There, because she speaks English poorly, his wife had a hard time, he said. "And the judge believed the child that she wasn't stealing," Choung says wonderingly. "They put my wife on probation, and had to pay a fine."
That sort of thing had played a part in convincing Choung he should eventually get out of the grocery business.
Some of those who stay in the business take extraorinary steps to protect themselves. The Yu-Jin Market in Baltimore prepared for the worst by transforming a neighborhood grocery store into a fortress.
An iron gate covers the door. The windows are boarded up. A sheet of bullet proof glass separates the entryway from the main part of the store, requiring customers to give their orders to the store owners through the glass.
The items are then passed out through a small window, also made of bullet proof glass. It is possible for the transaction to take place without any real contact between the customer and the merchant.
Another Korean couple, Kun T. and Myung W. Chon, has owned a grocery store in northeast Baltimore for two and a half years and were robbed for the first time early last year. After that they got a guard dog. And now, since the O murder, they too have decided to get a bullet-proof protective window.
Their life here, they say, is much harder than it was in Korea. There Chon worked as an equipment engineer, and they owned a large house. Mrs. Chon did not have to work and had two housemaids.
Now Mrs. Chon works 16 hours a day in the store with her husband, and they and their children live above the store in a four-room apartment.
Despite, the difficulties and the fear of crime, they still think they made the right move in coming here, Chon said, because "here we can make the children a better life."
The store-owners' concern for their children's future is typical of Korean immigrants here, says Dr. Keun Ho Yu, a psychiatrist and member of the board of the Korean Society of Greater Baltimore. He theorizes that their attempts to move up quickly in American life and their willingness to take chances to make a good living cause them to be victimized more than they might otherwise be.
Perhaps because Koreans seem to move rapidly from one class ot another, first simply being wage-earners, them store-owners, "there may be some element of jealously, even perceived competition" on the part of blacks in the neighborhoods they move into, he explains. "And because Koreans are very foreign to the American way of life, they may also be seen as vulnerable individuals," he says.
In the meantime, though, Koreans are continuing their movement upward in American society. Jong Chang, president of the Korean Businessmen's Association in Baltimore, may represent this movement toward the American dream as well as anyone.

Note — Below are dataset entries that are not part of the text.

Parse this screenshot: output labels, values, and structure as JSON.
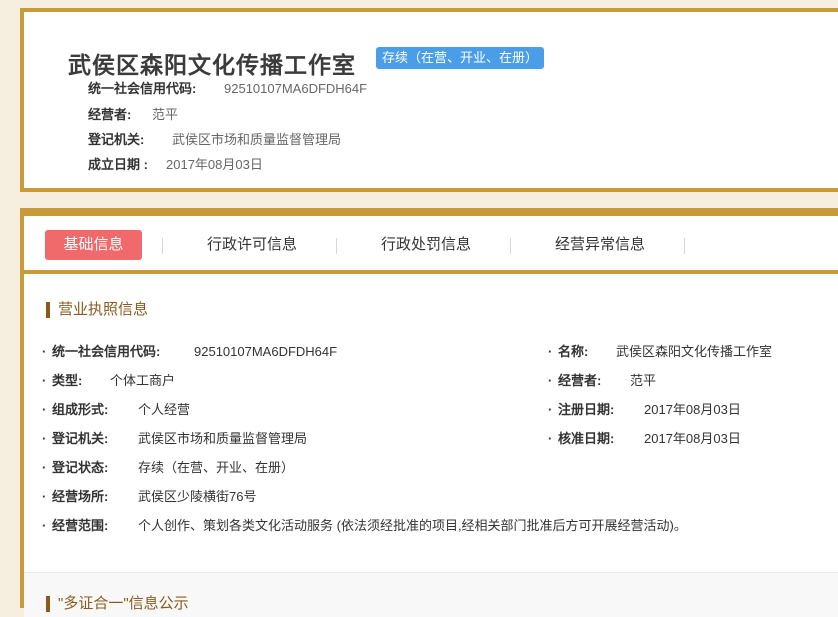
{
  "header": {
    "company_name": "武侯区森阳文化传播工作室",
    "status_badge": "存续（在营、开业、在册）",
    "rows": [
      {
        "label": "统一社会信用代码:",
        "value": "92510107MA6DFDH64F"
      },
      {
        "label": "经营者:",
        "value": "范平"
      },
      {
        "label": "登记机关:",
        "value": "武侯区市场和质量监督管理局"
      },
      {
        "label": "成立日期 :",
        "value": "2017年08月03日"
      }
    ]
  },
  "tabs": [
    {
      "label": "基础信息",
      "active": true
    },
    {
      "label": "行政许可信息",
      "active": false
    },
    {
      "label": "行政处罚信息",
      "active": false
    },
    {
      "label": "经营异常信息",
      "active": false
    }
  ],
  "license_section": {
    "title": "营业执照信息",
    "left_rows": [
      {
        "label": "统一社会信用代码:",
        "value": "92510107MA6DFDH64F"
      },
      {
        "label": "类型:",
        "value": "个体工商户"
      },
      {
        "label": "组成形式:",
        "value": "个人经营"
      },
      {
        "label": "登记机关:",
        "value": "武侯区市场和质量监督管理局"
      },
      {
        "label": "登记状态:",
        "value": "存续（在营、开业、在册）"
      },
      {
        "label": "经营场所:",
        "value": "武侯区少陵横街76号"
      },
      {
        "label": "经营范围:",
        "value": "个人创作、策划各类文化活动服务 (依法须经批准的项目,经相关部门批准后方可开展经营活动)。"
      }
    ],
    "right_rows": [
      {
        "label": "名称:",
        "value": "武侯区森阳文化传播工作室"
      },
      {
        "label": "经营者:",
        "value": "范平"
      },
      {
        "label": "注册日期:",
        "value": "2017年08月03日"
      },
      {
        "label": "核准日期:",
        "value": "2017年08月03日"
      }
    ]
  },
  "next_section": {
    "title": "\"多证合一\"信息公示"
  },
  "colors": {
    "frame": "#c99a38",
    "badge": "#4a9ee8",
    "active_tab": "#f0696b",
    "section_title": "#8a5a1c"
  }
}
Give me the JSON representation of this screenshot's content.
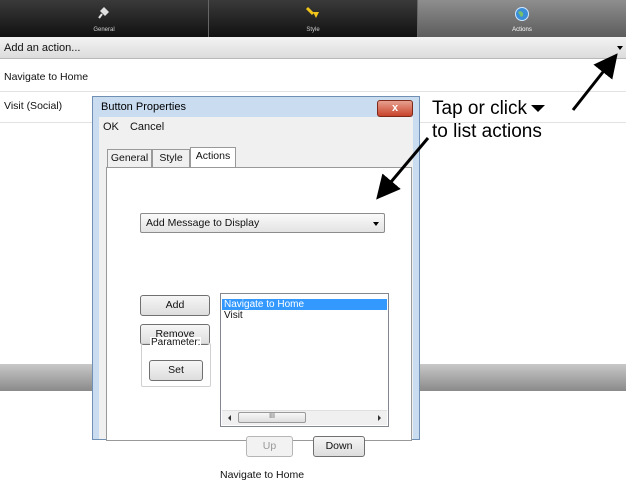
{
  "top_tabs": [
    {
      "label": "General",
      "icon": "paint-bucket-icon",
      "active": false
    },
    {
      "label": "Style",
      "icon": "brush-icon",
      "active": false
    },
    {
      "label": "Actions",
      "icon": "globe-icon",
      "active": true
    }
  ],
  "action_bar": {
    "value": "Add an action..."
  },
  "actions_list": [
    {
      "label": "Navigate to Home"
    },
    {
      "label": "Visit (Social)"
    }
  ],
  "dialog": {
    "title": "Button Properties",
    "close_label": "x",
    "menu": {
      "ok": "OK",
      "cancel": "Cancel"
    },
    "tabs": [
      {
        "label": "General"
      },
      {
        "label": "Style"
      },
      {
        "label": "Actions"
      }
    ],
    "select_value": "Add Message to Display",
    "add_label": "Add",
    "remove_label": "Remove",
    "parameter_label": "Parameter:",
    "set_label": "Set",
    "list_items": [
      "Navigate to Home",
      "Visit"
    ],
    "scroll_thumb": "III",
    "up_label": "Up",
    "down_label": "Down",
    "status_text": "Navigate to Home"
  },
  "annotation": {
    "line1": "Tap or click",
    "line2": "to list actions"
  },
  "colors": {
    "selection": "#3399ff",
    "dialog_frame": "#c9dcf0",
    "close_button": "#c7432a"
  }
}
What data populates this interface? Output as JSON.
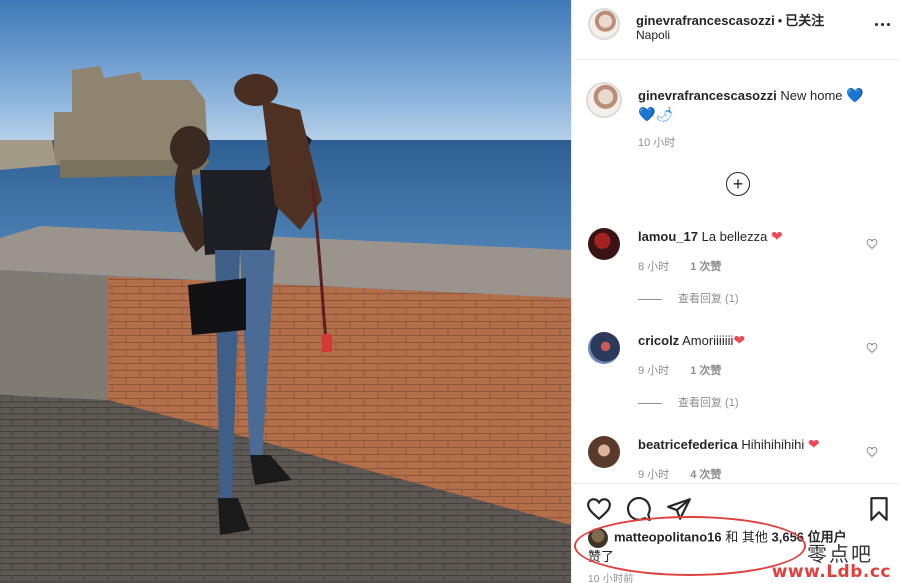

He came here in 1969 with only $100 in his pocket, he says. He and his wife worked hard, first with a variety of jobs, then with their own Oriental-food grocery store. They scrimped and saved, moved on to other ventures, and today own not only a grocery store, but a gas station and travel agency with branches in Washington and New York. They live in a $100,000 home, he says, and drive a Cadillac.
"Koreans who come here want to establish a good life for their children, the second generation," says Chang. "They're like any other immigrant group that comes here."